(Source data)
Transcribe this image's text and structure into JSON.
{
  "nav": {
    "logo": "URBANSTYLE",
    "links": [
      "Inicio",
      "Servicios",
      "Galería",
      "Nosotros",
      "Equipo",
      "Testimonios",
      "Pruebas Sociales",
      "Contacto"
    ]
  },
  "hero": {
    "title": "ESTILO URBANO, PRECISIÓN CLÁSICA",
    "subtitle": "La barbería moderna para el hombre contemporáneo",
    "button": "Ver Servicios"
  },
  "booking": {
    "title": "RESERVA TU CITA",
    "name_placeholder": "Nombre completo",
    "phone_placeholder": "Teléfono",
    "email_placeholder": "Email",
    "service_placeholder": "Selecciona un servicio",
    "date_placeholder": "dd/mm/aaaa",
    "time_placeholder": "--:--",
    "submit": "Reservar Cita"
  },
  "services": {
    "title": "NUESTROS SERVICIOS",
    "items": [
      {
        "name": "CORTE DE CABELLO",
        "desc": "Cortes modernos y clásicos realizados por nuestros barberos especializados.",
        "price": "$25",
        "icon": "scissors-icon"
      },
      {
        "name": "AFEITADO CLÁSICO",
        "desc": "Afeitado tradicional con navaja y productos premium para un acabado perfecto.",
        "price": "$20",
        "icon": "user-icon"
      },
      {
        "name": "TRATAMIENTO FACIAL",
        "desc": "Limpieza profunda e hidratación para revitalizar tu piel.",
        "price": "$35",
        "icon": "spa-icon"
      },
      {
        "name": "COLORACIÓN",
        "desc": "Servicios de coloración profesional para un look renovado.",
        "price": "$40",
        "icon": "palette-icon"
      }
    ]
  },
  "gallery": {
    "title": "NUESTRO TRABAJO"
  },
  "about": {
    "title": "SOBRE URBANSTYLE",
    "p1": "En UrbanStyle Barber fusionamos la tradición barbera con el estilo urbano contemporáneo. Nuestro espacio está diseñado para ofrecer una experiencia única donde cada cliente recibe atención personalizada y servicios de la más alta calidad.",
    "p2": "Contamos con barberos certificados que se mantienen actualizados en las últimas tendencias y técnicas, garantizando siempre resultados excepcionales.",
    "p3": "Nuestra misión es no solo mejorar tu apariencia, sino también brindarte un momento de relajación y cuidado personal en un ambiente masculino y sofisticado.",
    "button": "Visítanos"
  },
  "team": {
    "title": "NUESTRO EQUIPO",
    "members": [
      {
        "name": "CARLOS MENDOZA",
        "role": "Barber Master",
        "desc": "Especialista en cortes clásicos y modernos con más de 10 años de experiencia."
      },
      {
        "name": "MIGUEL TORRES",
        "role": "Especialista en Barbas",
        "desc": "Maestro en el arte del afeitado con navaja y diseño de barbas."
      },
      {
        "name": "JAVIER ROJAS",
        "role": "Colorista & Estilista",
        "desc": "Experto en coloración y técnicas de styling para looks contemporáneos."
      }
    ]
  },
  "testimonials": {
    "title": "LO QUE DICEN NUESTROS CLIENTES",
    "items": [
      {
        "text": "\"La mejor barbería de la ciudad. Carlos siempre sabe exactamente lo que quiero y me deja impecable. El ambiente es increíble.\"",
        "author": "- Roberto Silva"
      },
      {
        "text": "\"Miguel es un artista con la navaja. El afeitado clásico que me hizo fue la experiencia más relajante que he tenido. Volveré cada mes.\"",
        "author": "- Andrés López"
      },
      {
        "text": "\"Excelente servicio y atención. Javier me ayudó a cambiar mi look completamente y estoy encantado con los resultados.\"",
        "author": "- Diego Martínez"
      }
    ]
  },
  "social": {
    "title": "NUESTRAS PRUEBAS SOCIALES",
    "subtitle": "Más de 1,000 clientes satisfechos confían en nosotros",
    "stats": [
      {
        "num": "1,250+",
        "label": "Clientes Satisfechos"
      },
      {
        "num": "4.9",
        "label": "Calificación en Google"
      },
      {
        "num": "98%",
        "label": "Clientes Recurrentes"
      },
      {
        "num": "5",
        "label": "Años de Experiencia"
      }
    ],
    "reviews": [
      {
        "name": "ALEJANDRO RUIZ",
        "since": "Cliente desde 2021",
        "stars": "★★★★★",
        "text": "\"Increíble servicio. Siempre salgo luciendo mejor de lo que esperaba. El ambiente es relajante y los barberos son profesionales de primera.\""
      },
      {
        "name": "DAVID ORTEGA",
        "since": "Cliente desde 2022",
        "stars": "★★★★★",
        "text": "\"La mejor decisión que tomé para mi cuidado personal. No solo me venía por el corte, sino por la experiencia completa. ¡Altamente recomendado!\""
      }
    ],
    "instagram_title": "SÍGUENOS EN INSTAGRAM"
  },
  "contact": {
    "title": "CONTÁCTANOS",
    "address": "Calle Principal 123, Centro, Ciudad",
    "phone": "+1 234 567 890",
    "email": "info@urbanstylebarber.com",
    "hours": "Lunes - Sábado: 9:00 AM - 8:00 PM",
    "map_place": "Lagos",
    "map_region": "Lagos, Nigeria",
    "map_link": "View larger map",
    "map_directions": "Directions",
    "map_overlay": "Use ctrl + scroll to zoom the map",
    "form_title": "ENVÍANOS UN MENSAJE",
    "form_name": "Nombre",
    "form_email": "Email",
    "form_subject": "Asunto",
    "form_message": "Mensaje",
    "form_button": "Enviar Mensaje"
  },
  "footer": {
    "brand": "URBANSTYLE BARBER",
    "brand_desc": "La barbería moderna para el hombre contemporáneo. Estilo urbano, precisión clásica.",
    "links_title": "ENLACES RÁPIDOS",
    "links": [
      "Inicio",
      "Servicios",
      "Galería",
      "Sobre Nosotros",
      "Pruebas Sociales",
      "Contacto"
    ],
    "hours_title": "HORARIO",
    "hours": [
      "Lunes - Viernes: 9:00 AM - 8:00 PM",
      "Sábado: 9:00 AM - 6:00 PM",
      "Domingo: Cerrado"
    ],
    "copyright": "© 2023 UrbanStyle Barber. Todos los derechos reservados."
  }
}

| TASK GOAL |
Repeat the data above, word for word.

| PROBLEM SOLUTION |
Transcribe this image's text and structure into JSON.
{
  "nav": {
    "logo": "URBANSTYLE",
    "links": [
      "Inicio",
      "Servicios",
      "Galería",
      "Nosotros",
      "Equipo",
      "Testimonios",
      "Pruebas Sociales",
      "Contacto"
    ]
  },
  "hero": {
    "title": "ESTILO URBANO, PRECISIÓN CLÁSICA",
    "subtitle": "La barbería moderna para el hombre contemporáneo",
    "button": "Ver Servicios"
  },
  "booking": {
    "title": "RESERVA TU CITA",
    "name_placeholder": "Nombre completo",
    "phone_placeholder": "Teléfono",
    "email_placeholder": "Email",
    "service_placeholder": "Selecciona un servicio",
    "date_placeholder": "dd/mm/aaaa",
    "time_placeholder": "--:--",
    "submit": "Reservar Cita"
  },
  "services": {
    "title": "NUESTROS SERVICIOS",
    "items": [
      {
        "name": "CORTE DE CABELLO",
        "desc": "Cortes modernos y clásicos realizados por nuestros barberos especializados.",
        "price": "$25",
        "icon": "scissors-icon"
      },
      {
        "name": "AFEITADO CLÁSICO",
        "desc": "Afeitado tradicional con navaja y productos premium para un acabado perfecto.",
        "price": "$20",
        "icon": "user-icon"
      },
      {
        "name": "TRATAMIENTO FACIAL",
        "desc": "Limpieza profunda e hidratación para revitalizar tu piel.",
        "price": "$35",
        "icon": "spa-icon"
      },
      {
        "name": "COLORACIÓN",
        "desc": "Servicios de coloración profesional para un look renovado.",
        "price": "$40",
        "icon": "palette-icon"
      }
    ]
  },
  "gallery": {
    "title": "NUESTRO TRABAJO"
  },
  "about": {
    "title": "SOBRE URBANSTYLE",
    "p1": "En UrbanStyle Barber fusionamos la tradición barbera con el estilo urbano contemporáneo. Nuestro espacio está diseñado para ofrecer una experiencia única donde cada cliente recibe atención personalizada y servicios de la más alta calidad.",
    "p2": "Contamos con barberos certificados que se mantienen actualizados en las últimas tendencias y técnicas, garantizando siempre resultados excepcionales.",
    "p3": "Nuestra misión es no solo mejorar tu apariencia, sino también brindarte un momento de relajación y cuidado personal en un ambiente masculino y sofisticado.",
    "button": "Visítanos"
  },
  "team": {
    "title": "NUESTRO EQUIPO",
    "members": [
      {
        "name": "CARLOS MENDOZA",
        "role": "Barber Master",
        "desc": "Especialista en cortes clásicos y modernos con más de 10 años de experiencia."
      },
      {
        "name": "MIGUEL TORRES",
        "role": "Especialista en Barbas",
        "desc": "Maestro en el arte del afeitado con navaja y diseño de barbas."
      },
      {
        "name": "JAVIER ROJAS",
        "role": "Colorista & Estilista",
        "desc": "Experto en coloración y técnicas de styling para looks contemporáneos."
      }
    ]
  },
  "testimonials": {
    "title": "LO QUE DICEN NUESTROS CLIENTES",
    "items": [
      {
        "text": "\"La mejor barbería de la ciudad. Carlos siempre sabe exactamente lo que quiero y me deja impecable. El ambiente es increíble.\"",
        "author": "- Roberto Silva"
      },
      {
        "text": "\"Miguel es un artista con la navaja. El afeitado clásico que me hizo fue la experiencia más relajante que he tenido. Volveré cada mes.\"",
        "author": "- Andrés López"
      },
      {
        "text": "\"Excelente servicio y atención. Javier me ayudó a cambiar mi look completamente y estoy encantado con los resultados.\"",
        "author": "- Diego Martínez"
      }
    ]
  },
  "social": {
    "title": "NUESTRAS PRUEBAS SOCIALES",
    "subtitle": "Más de 1,000 clientes satisfechos confían en nosotros",
    "stats": [
      {
        "num": "1,250+",
        "label": "Clientes Satisfechos"
      },
      {
        "num": "4.9",
        "label": "Calificación en Google"
      },
      {
        "num": "98%",
        "label": "Clientes Recurrentes"
      },
      {
        "num": "5",
        "label": "Años de Experiencia"
      }
    ],
    "reviews": [
      {
        "name": "ALEJANDRO RUIZ",
        "since": "Cliente desde 2021",
        "stars": "★★★★★",
        "text": "\"Increíble servicio. Siempre salgo luciendo mejor de lo que esperaba. El ambiente es relajante y los barberos son profesionales de primera.\""
      },
      {
        "name": "DAVID ORTEGA",
        "since": "Cliente desde 2022",
        "stars": "★★★★★",
        "text": "\"La mejor decisión que tomé para mi cuidado personal. No solo me venía por el corte, sino por la experiencia completa. ¡Altamente recomendado!\""
      }
    ],
    "instagram_title": "SÍGUENOS EN INSTAGRAM"
  },
  "contact": {
    "title": "CONTÁCTANOS",
    "address": "Calle Principal 123, Centro, Ciudad",
    "phone": "+1 234 567 890",
    "email": "info@urbanstylebarber.com",
    "hours": "Lunes - Sábado: 9:00 AM - 8:00 PM",
    "map_place": "Lagos",
    "map_region": "Lagos, Nigeria",
    "map_link": "View larger map",
    "map_directions": "Directions",
    "map_overlay": "Use ctrl + scroll to zoom the map",
    "form_title": "ENVÍANOS UN MENSAJE",
    "form_name": "Nombre",
    "form_email": "Email",
    "form_subject": "Asunto",
    "form_message": "Mensaje",
    "form_button": "Enviar Mensaje"
  },
  "footer": {
    "brand": "URBANSTYLE BARBER",
    "brand_desc": "La barbería moderna para el hombre contemporáneo. Estilo urbano, precisión clásica.",
    "links_title": "ENLACES RÁPIDOS",
    "links": [
      "Inicio",
      "Servicios",
      "Galería",
      "Sobre Nosotros",
      "Pruebas Sociales",
      "Contacto"
    ],
    "hours_title": "HORARIO",
    "hours": [
      "Lunes - Viernes: 9:00 AM - 8:00 PM",
      "Sábado: 9:00 AM - 6:00 PM",
      "Domingo: Cerrado"
    ],
    "copyright": "© 2023 UrbanStyle Barber. Todos los derechos reservados."
  }
}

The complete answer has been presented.